Psychologists have found that people’s belief in a just world helps explain how they react to innocent victims of negative life circumstances. People become cognitively frustrated when presented with stories of victims who suffer through little fault of their own. They can deal with this frustration in two ways: they can conclude that the world is an unjust place, or they can decide that the victim is somehow to blame. Most people reconcile their psychological distress by blaming the victim. Even when we know that suffering is undeserved, it is psychologically easier to blame the victim rather than give up the idea that the world is basically fair.

Melissa Harris-Perry [x] (via aerialiste)

Debbie getting ready to sing

Some people can hold huge amounts of information in their mind and even manipulate it, trying out different ideas, while other people can only hold small amounts. Why do people have the particular capacity they have? How can we investigate these differences between people? It turns out the key to answering these questions is to get people to remember information in only one of their five senses, for example, vision. By doing this we narrow down the field of things to investigate. We can look at the precise brain anatomy related to just that one sense in different people and figure out which parts of their brain allow for greater information capacity. This is exactly what we did in our Cerebral Cortex paper. We found that people with a physically larger visual cortex – the part at the back of the brain that deals with what we see – could hold more temporary information in their memory. This is interesting for a number of reasons because it suggests that the physical parameters of our brains set the limits to what we can do with our minds.

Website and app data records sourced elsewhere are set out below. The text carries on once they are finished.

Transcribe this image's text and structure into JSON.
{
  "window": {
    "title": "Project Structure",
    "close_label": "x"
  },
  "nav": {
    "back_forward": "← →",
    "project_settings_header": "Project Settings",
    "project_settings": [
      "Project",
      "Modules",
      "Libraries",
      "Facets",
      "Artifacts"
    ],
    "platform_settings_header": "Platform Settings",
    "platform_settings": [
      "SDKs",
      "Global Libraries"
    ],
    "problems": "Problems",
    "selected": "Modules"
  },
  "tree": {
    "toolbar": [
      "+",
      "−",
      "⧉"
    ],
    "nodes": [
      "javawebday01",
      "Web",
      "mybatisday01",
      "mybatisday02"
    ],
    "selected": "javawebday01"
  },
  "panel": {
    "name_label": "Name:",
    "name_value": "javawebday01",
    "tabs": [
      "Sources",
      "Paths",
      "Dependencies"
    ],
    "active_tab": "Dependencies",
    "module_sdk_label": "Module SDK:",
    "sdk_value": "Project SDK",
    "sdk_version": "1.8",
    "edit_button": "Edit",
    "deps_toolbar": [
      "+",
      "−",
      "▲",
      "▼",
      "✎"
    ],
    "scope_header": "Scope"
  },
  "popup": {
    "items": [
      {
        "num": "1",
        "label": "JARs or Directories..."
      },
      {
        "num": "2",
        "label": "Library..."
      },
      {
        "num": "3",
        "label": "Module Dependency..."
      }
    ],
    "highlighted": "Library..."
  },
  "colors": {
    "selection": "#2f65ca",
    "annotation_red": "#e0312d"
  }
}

The larger your visual cortex the more visual information it can hold. But the “visual cortex bucket” has to actively hold on to the information. It takes voluntary effort on your behalf to continually hold this information and then use it.

It is worth noting that size is not everything. Many other brain factors can and will influence your mental life and indeed your working memory capacity.

These factors include the degree of internal connections between different brain areas, the level of neural transmitters, the hormones in your body and brain, and of course the amount of stress you are under.

In our study, we found that both the thickness and the surface size of the visual cortex independently predicted how much people could hold in visual working memory. So indirectly at least, it seems that your parents or ancestors might have passed their visual cortex down to you, or at least its size.

Roma città aperta, 1945 

It’s all too much and not enough at the same time.

Jack Kerouac (via aslovelyasatree)

Drive-in theaters c. 1940s-1960s (via)

There are words carved in wood, on tree trunks, doors and windowsills.

There is silence as enormous, unframed thought, thought as unframed silence.
Huge undertakings of shape and nerve.

There is pulse and impulse. Clocks in the hall, on the kitchen walls and beside tables.
Verandah swings. Patterns of denial and defeat. Sundials. Shadow.
Open windows. Burls.

There is desire. Lingering desire. Lingering. White trillium and fern.
Dry heat in the poplars. Solitude.

There are voices in the wind. Small stone bowls filled with water
underneath the dripping tap. Birds nests. Clay.

There is turning: to the moon, to myth, to undertone. To the last sentence,
supper, straw. To the finest blade of meaning between what is said and what is not.

There is music. Phrase to phrase, singing to singing. Dolce. Cantabile.
Children on their knees. Knuckles. Fingers. Cycles of a life.

There is mourning. Sleep. The small of the back. Held breath.

Breath.

Karen Enns, “There Are Words Carved in Wood” in Ordinary Hours

(Source: ifveniceissinking)

aliciasilverstonedaily:

Alicia Silverstone in Cool and the Crazy, 1994.

aliciasilverstonedaily:

Alicia Silverstone in Cool and the Crazy, 1994.

malformalady:

Yili Apricot Valley, China. Every year, these rolling hills in Xinjiang explode into a puffy sea of pink and white. As the largest groves of apricots in the region, this flowering signifies the beginning of the fruiting season, while also transforming the landscape into something other-worldly.

malformalady:

Yili Apricot Valley, China. Every year, these rolling hills in Xinjiang explode into a puffy sea of pink and white. As the largest groves of apricots in the region, this flowering signifies the beginning of the fruiting season, while also transforming the landscape into something other-worldly.

We all have our little solipsistic delusions, ghastly intuitions of utter singularity: that we are the only one in the house who ever fills the ice-cube tray, who unloads the clean dishwasher, who occasionally pees in the shower, whose eyelid twitches on first dates; that only we take casualness terribly seriously; that only we fashion supplication into courtesy; that only we hear the whiny pathos in a dog’s yawn, the timeless sigh in the opening of the hermetically-sealed jar, the splattered laugh in the frying egg, the minor-D lament in the vacuum’s scream; that only we feel the panic at sunset the rookie kindergartner feels at his mother’s retreat. That only we love the only-we. That only we need the only-we. Solipsism binds us together […] That we feel lonely in a crowd; stop not to dwell on what’s brought the crowd into being. That we are, always, faces in a crowd.

David Foster Wallace, from “Westward the Course of Empire Takes Its Way” (via tarkovskian)

(Source: gifthescreen)